The analysis can show you which are the topics where you should invest more efforts in learning and in acquiring the practical skills you need.

With your top needs identified, you can then turn to your employer and ask for support in developing your professional capacities or to design a plan for learning by yourself. By offering the list of topics in which you need further improvement of your professional competences for further analysis, you will help training organisation and institutions to provide materials and tools for developing capacities of Natura 2000 managers.

After the testing phase of the Online Natura 2000 TNA all those interested in assessing their competences will have access to this individual tool.

”People for Nature” – ProPark honours people’s contribution to nature conservation

Published on:

What does it mean to be a park ranger? How could forest management support conservation? Can we rely on nature to restore our health? What does experiential education for nature mean? What is the role of a park biologist? These are some of the questions the 8 short films “People for Nature” produced by Propark Foundation address.

Article written by Alina Ioniță

Nature conservation expert, the initiator and mastermind of ”People for Nature”

”People for Nature” – ProPark honours people’s contribution to nature conservation

Nature conservation’s success relies on the motivation, professionalism, dedication and actions of people working in this field. Given its complexity, this sector gathers people with a great diversity of educational backgrounds, professional and personal interests, competencies and life stories. This results in a captivating and inspiring mosaic of perspectives and ideas about conservation work itself.

Furthermore, in nature conservation work, our professional competencies intertwine with our beliefs, passion and dedication, our personal experiences and insights, giving a personal touch to our work and fuelling it. This fascinating intertwining is the cornerstone for this project.

But do we make time and space to talk about such things? How often do we reflect on our passions, our motivations, what determined us to work for nature, our “heroes” who inspired us along the way? How often do we talk about our daily work activities and how these contribute to society, or about our appreciation for our peer’s work? And how often do we even share our conclusions publicly or within our community of practice?

Watch the 8 short films

People for Nature’ brings the missing ingredient – a ‘melting pot’, a space – be it virtual or metaphorical – for sharing, for reflection and debate.  

The aim is to contribute to fostering public support for the conservation sector in Romania.
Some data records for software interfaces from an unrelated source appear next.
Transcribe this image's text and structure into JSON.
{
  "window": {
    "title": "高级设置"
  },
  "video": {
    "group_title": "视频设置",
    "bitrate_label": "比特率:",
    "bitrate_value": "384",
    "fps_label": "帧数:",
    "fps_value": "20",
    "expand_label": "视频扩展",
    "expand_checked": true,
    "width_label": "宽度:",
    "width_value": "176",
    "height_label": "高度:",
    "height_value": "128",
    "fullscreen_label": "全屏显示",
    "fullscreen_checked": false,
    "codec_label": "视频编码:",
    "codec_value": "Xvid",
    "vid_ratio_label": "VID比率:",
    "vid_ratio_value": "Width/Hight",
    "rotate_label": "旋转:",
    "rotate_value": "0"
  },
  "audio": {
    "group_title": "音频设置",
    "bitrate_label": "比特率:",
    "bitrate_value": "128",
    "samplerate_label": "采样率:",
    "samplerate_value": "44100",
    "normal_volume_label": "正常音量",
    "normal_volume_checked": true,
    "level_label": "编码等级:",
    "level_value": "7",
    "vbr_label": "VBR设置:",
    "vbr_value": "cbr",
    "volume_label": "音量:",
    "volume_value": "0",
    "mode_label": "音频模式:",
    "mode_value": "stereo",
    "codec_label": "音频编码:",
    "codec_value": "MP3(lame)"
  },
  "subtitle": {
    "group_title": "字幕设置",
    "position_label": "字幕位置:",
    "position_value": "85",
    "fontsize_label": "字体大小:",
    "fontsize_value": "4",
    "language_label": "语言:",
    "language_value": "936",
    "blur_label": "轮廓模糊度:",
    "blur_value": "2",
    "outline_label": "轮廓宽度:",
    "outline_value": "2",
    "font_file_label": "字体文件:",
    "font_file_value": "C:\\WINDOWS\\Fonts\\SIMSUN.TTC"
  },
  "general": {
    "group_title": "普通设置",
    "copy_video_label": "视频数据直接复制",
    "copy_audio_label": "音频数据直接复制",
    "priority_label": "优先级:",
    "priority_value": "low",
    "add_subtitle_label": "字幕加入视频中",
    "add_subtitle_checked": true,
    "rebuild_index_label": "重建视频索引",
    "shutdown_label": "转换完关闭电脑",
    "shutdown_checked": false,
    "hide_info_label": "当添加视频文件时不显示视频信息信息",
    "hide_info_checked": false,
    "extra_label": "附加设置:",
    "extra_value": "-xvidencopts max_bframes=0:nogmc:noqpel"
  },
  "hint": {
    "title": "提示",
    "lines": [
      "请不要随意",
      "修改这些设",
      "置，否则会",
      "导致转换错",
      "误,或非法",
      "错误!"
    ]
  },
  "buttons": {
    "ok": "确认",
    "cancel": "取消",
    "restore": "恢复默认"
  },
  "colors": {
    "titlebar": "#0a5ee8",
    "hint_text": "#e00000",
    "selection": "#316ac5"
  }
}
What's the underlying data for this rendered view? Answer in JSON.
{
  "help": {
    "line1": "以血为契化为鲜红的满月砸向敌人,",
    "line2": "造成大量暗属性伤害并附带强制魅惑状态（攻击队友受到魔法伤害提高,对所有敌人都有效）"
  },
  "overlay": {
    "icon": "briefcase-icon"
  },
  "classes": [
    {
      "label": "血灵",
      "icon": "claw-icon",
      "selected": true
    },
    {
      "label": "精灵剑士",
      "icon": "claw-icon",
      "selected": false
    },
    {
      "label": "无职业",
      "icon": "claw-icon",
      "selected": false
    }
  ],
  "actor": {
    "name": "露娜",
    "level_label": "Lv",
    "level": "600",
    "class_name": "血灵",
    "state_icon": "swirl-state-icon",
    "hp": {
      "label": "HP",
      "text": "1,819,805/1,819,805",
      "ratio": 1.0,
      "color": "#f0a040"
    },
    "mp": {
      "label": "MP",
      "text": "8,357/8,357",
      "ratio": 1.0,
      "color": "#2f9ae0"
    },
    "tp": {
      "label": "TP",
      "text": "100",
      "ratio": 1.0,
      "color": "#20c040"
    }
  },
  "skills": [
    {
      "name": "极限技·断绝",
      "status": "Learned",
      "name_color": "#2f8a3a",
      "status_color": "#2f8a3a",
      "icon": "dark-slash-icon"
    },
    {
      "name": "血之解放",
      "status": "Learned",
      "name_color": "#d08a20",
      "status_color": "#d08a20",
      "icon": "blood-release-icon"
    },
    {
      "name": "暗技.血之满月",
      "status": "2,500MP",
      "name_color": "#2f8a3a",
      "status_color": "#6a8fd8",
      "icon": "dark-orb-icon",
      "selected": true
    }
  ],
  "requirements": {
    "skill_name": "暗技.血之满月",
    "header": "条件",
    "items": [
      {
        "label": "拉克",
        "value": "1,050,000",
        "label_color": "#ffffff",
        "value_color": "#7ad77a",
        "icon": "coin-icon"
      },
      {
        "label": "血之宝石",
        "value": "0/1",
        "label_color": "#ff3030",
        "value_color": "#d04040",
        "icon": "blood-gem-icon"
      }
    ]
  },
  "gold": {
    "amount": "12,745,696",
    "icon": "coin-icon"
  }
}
By focusing on people and honouring their contribution, by showcasing the beauty, the complexity and originality of different occupations we want to ignite the public’s curiosity and enable them to understand the importance of this sector for our wellbeing.  

Moreover, the examples and insights of remarkable and authentic professionals are the building blocks for the developing community of practitioners who can inspire the new generation. 

The series is continuously developing and it currently includes 8 short films, produced by Propark Foundation for Protected areas in Romania in collaboration with NTD Films. What does it mean to be a park ranger? How could forest management support conservation? How can we value nature to keep and restore our health? What does experiential education for nature mean? What does a park biologist do? What does an ornithologist do for nature conservation? How can conservationists work with the business sector to balance conservation and development? These are some of the questions the films are addressing by using the amazing power of image and sound.  

The blog complements the films as a space for sharing personal stories and insights (in Romanian language only)